It pointed out that the EC Regulation No 1383/2003 goes beyond the obligations required under the TRIPS Agreement in relation to customs authorities as set out in Article 51 of the TRIPS Agreement. The footnote of the same article states that "It is understood that there shall be no obligation to apply such procedures to imports of goods put on the market in another country by or with the consent of the right holder, or to goods in transit."
The EC Regulation No 1383/2003 nonetheless applies such procedures to goods in transit, said MSF.
Many countries do not have manufacturing capacity to produce medicines, or rely on importing more affordable generic medicines from abroad in order to treat their population. As such, the trade in legitimate medicines between countries is fundamental to ensuring access to medicines for millions. Provisions to ensure such countries can access medicines, enshrined in the Doha Declaration and the WTO August 30th decision, cannot be implemented effectively if on key transit routes, the risk exists that supplies can be regularly subject to interception based on assertion of patent infringement in the transit country, said MSF.
MSF was concerned that its own medicine procurement activities may be affected by the EU customs authorities' use of the Regulation. "Such actions may have a chilling effect on exporters and require alternative and potentially more expensive transit routes to be used that would inhibit the supply of generic medicines both to developing countries and to humanitarian organisations such as MSF who have logistical centres based in Europe."
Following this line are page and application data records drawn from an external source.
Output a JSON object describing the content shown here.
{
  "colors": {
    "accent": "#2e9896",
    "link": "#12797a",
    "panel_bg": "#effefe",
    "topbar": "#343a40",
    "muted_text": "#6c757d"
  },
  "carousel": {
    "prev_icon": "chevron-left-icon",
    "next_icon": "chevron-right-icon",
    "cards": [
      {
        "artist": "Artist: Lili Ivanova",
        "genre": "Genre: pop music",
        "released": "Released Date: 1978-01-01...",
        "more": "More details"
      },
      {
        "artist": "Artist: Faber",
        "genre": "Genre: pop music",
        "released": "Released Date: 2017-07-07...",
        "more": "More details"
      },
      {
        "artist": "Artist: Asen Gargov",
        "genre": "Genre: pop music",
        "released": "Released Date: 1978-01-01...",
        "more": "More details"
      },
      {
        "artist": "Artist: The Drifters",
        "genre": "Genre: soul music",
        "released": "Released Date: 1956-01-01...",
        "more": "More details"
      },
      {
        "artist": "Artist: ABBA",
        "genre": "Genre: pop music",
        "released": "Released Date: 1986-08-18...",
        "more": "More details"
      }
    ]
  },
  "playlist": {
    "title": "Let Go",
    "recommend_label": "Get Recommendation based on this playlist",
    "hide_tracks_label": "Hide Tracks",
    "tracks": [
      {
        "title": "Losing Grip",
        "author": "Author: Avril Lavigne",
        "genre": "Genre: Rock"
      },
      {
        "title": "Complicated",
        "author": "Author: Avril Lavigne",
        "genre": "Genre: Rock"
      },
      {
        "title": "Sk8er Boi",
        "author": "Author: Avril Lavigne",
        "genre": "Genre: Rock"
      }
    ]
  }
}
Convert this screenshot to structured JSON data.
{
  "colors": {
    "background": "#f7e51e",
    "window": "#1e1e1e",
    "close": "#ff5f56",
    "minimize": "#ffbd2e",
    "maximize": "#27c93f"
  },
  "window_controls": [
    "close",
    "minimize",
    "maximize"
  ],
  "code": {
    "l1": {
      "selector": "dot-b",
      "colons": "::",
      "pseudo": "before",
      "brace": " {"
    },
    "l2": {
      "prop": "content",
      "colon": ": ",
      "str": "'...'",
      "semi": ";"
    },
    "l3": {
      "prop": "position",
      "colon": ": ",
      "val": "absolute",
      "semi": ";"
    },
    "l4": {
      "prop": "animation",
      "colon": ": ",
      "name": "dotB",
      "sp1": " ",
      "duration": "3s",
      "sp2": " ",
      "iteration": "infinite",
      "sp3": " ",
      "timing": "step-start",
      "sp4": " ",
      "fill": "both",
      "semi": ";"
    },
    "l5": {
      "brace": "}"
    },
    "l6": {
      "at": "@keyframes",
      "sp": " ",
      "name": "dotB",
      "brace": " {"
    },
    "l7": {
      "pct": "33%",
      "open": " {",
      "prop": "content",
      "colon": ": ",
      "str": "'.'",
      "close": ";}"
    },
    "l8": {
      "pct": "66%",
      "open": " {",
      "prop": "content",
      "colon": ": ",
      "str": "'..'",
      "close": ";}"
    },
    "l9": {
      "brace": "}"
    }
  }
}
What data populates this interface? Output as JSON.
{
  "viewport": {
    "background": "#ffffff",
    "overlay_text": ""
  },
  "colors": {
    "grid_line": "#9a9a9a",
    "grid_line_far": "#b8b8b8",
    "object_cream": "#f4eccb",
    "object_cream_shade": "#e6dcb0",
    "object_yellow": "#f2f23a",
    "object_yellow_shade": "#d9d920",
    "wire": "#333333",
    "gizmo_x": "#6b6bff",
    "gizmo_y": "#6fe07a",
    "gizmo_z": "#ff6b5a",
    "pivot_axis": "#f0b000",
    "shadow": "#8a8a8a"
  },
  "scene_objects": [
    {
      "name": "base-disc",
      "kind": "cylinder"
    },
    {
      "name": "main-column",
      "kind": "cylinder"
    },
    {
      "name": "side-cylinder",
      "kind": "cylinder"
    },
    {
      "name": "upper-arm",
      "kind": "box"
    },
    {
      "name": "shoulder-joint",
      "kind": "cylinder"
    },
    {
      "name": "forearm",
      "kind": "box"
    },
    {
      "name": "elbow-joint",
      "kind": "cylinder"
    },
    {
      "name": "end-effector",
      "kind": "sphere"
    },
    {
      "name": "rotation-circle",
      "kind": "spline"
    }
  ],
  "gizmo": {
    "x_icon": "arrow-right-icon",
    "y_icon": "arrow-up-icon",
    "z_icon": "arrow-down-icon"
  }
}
It called on the European Commission to: Clarify its position regarding the implementation of the EC Regulation No 1383/2003 with regard to pharmaceutical products; review the effect of the EC Regulation No 1383/2003 on the supply of legitimate medicines, given the EU stated commitment to the full implementation of the Doha Declaration on TRIPS and Public health and the WTO August 30th decision; and clarify whether such provisions are proposed for inclusion in EPAs and in the current negotiations of the EU Free Trade Agreements. +